Red zone performance. Both of these teams were brutal offensively in this area last week, with the Raiders settling for Sebastian Janikowski field goals on four of five trips inside Chicago's 20-yard line and the Dolphins failing to net a touchdown in four such possessions against Dallas. Miami still may hold the advantage here thanks to a defense that's yielded touchdowns on just 36.1 percent of drives in the red zone, the second-best mark in the NFL. Oakland, on the other hand, is 27th in that category (60.6 percent).
The Raiders have gotten their act together after a two-game midseason stumble that coincided with Palmer's transition, and their ability to both win on the road and in close games -- something the Dolphins have had a lot of trouble doing this season -- are definite pluses. On the flip side, Oakland's poor performance in the red zone against Chicago could be a major red flag in a tightly-played contest, especially when considering how stingy Miami's defense has been in giving up points lately, and a cross-country trip followed by an early start against a team that's had a few extra days to prepare after playing on Thanksgiving also seems to work to the Dolphins' advantage. Both teams can make a strong case to be the choice here based on their recent body of work, but non-contending Miami has actually been more mistake-free and fundamentally sound than the first-place Raiders, who play a riskier style and can be very prone to penalties. All those factors could have a say in the final outcome.

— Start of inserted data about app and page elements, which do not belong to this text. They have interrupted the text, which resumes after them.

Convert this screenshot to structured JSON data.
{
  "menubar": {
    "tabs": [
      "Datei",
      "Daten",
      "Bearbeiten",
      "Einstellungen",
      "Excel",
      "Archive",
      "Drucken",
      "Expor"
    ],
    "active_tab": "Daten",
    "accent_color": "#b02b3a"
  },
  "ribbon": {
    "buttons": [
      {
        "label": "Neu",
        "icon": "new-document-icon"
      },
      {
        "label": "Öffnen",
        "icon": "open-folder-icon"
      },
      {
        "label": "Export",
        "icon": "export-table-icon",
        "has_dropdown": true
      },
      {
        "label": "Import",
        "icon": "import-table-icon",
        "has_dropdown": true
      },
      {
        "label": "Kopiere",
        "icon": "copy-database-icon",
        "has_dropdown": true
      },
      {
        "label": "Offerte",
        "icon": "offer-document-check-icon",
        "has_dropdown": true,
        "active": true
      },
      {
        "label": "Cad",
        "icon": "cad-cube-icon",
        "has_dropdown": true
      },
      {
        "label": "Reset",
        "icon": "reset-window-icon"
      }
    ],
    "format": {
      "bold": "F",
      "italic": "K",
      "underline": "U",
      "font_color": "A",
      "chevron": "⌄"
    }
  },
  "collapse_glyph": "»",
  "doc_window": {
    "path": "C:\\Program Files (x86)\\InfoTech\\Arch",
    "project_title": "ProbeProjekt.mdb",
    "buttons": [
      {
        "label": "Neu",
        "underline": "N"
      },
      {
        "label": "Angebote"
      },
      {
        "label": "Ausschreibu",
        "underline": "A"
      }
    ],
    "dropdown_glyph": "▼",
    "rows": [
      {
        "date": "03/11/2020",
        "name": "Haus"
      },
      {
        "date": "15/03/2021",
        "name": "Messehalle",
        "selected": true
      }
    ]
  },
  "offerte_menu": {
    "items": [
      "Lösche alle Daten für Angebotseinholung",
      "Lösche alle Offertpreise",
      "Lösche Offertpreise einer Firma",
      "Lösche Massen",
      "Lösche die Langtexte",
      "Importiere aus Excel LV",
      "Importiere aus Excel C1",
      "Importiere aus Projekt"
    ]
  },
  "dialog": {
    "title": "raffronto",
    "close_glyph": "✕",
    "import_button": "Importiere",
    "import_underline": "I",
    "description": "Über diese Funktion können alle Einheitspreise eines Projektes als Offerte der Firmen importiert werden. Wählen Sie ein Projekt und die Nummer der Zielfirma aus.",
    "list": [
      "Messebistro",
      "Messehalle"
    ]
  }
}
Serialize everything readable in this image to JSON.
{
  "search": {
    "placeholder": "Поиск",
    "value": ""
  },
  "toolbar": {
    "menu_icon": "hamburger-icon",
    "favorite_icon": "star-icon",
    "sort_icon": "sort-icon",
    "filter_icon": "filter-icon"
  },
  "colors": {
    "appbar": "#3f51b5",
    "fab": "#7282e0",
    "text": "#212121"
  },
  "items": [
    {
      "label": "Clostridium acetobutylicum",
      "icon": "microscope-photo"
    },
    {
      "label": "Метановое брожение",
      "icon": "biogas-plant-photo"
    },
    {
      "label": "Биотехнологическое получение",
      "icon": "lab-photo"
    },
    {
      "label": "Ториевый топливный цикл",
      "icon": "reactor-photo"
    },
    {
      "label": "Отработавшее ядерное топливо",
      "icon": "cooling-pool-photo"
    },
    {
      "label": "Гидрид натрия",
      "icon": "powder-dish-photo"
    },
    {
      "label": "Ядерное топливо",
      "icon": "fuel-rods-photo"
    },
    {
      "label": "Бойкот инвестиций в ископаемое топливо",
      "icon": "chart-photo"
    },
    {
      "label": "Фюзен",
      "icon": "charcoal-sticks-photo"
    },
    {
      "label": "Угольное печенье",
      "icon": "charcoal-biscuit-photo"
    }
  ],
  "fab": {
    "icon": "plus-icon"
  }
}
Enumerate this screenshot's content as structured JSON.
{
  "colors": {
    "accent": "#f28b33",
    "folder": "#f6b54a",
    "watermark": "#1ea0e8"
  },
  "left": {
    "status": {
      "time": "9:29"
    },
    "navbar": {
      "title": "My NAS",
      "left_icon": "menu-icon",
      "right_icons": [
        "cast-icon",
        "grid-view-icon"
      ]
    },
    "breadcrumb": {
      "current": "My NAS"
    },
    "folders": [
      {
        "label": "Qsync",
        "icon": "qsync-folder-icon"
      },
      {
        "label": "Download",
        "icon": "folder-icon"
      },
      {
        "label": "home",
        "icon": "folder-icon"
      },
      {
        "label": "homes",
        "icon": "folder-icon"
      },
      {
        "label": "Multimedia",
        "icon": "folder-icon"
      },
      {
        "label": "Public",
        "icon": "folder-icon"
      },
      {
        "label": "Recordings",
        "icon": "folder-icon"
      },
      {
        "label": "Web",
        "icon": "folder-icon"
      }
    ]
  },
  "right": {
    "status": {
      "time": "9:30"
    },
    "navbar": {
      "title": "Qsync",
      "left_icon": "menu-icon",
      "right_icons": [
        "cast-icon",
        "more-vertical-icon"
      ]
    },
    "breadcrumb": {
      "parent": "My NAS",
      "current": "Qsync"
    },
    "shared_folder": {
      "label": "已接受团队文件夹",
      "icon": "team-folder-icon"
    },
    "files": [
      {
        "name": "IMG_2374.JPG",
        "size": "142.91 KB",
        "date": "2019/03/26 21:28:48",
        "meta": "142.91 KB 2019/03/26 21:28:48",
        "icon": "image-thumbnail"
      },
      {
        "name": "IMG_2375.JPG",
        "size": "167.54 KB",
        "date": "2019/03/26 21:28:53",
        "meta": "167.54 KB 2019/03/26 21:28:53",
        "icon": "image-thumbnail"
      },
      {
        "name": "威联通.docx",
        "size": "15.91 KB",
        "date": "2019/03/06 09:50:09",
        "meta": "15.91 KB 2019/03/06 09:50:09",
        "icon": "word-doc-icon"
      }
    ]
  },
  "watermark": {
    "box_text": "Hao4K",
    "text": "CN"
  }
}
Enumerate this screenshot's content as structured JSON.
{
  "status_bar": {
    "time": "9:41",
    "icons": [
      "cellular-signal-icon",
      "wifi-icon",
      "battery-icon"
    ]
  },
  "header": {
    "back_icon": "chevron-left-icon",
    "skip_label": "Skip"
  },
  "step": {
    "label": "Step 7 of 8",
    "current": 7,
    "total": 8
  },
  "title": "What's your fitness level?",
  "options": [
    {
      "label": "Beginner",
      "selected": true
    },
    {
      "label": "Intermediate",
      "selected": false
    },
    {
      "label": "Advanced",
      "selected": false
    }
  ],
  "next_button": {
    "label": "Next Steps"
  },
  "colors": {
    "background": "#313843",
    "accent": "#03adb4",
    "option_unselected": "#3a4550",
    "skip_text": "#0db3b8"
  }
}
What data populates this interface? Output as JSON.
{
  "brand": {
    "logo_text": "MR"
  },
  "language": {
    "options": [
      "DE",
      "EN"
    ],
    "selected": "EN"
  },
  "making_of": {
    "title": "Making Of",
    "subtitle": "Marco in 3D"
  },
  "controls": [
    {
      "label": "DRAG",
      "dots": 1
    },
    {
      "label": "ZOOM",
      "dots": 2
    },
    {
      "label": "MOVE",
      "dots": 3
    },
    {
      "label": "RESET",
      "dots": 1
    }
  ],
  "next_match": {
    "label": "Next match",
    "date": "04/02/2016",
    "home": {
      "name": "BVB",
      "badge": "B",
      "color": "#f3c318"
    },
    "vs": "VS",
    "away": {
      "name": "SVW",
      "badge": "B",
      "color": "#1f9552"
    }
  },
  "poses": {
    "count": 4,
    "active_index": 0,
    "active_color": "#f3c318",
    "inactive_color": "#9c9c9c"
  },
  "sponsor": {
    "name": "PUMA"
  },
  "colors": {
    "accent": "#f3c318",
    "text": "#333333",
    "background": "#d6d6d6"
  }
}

Sports Network Predicted Outcome: Dolphins 27, Raiders 23